(2) At least one 300 or 400-level course in the field during the junior or senior year. Independent Studies (391, 392, 491, 492) may be used in lieu of the relevant advanced course or seminar.
(3) At least two 200 or 300-level courses in the field, normally taken prior to enrollment in the advanced course or seminar.
(4) The fifth course must be beyond the 100-level and with the permission of the advisor may be taken in a related field.
The following concentrations are offered:
(1) U.S. Politics, drawn from the following courses: 111, 212, 221, 226, 231, 233, 250, 258, 260, 262, 284, 304, 316, 335, 336, or relevant seminar or special topic.
Advisors: Profs. Borrelli, Frasure, James.
(2) International Politics, drawn from the following courses: 113, 206, 207, 215, 220, 225, 228, 229, 252, 305, 307, 320, 324, 325, 326, 348, 352, or relevant seminar or special topic. One course from comparative politics at the 200-level or above may be included.
Advisors: Profs. Borer, Dawson, Hybel, Patton, Rose, Tian.
(3) Comparative Politics, drawn from the following courses: 112, 220, 224, 225, 230, 238, 251, 277, 308, 309, 320, 322, or relevant seminar or special topic. One course from international politics at the 200-level or above may be included.

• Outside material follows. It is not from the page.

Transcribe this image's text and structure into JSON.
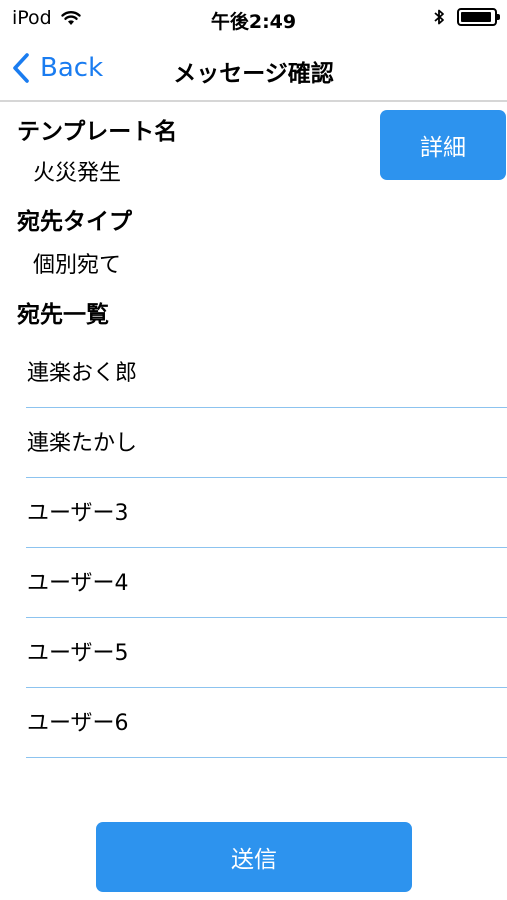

Advisors: Profs. Borer, Dawson, Hybel, Patton, Tian.
(4) Political Theory, drawn from the following courses: 110, 211, 214, 304, 318, 399, or relevant seminar or special topic.
Advisor: Prof. Coats.
(5) Public Policy, drawn from the following courses: 110, 111, 112, 113, 215, 220, 233, 251, 252, 258, 260, 262, 307, 324, 326, 336, 352, or relevant seminar or special topic.
Advisers: Profs. Borer, Borrelli, Dawson, Frasure, James